[Dataset excerpts]
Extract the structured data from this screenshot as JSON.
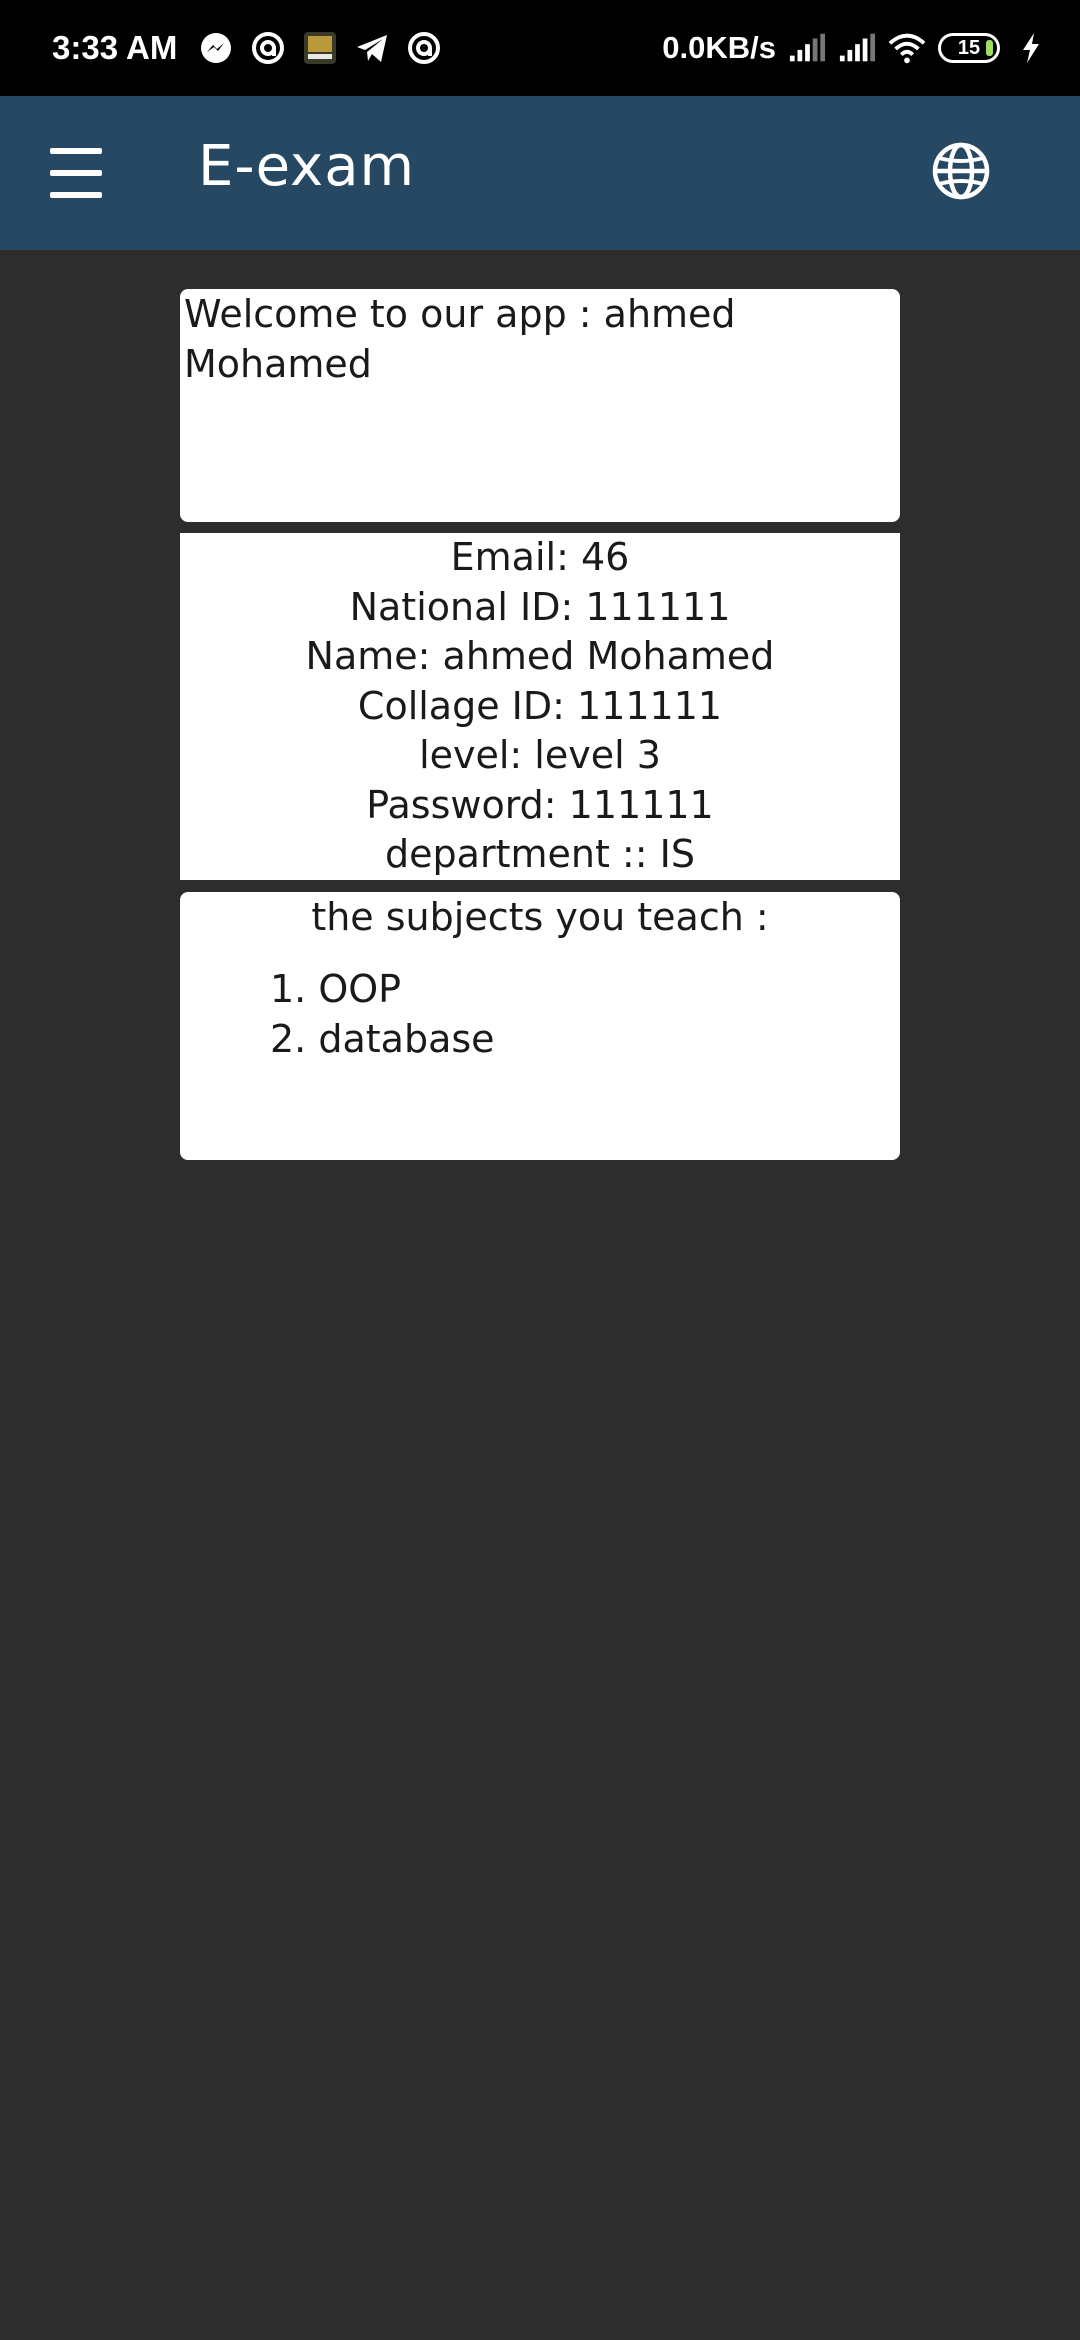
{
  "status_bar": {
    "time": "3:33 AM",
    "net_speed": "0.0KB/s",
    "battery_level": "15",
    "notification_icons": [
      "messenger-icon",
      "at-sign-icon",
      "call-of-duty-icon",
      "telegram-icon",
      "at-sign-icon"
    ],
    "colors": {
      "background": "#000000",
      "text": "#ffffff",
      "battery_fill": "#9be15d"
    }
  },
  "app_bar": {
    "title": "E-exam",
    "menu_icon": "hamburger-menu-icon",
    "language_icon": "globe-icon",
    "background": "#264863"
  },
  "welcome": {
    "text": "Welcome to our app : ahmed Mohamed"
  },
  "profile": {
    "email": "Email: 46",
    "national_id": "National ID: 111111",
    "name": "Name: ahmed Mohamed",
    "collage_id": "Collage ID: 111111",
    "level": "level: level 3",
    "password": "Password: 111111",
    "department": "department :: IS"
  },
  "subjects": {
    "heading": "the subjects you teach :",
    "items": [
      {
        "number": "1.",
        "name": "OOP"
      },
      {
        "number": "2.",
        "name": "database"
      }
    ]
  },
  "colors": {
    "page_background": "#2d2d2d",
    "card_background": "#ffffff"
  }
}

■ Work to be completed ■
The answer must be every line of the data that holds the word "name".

■ Response box ■
    "name": "Name: ahmed Mohamed",
        "name": "OOP"
        "name": "database"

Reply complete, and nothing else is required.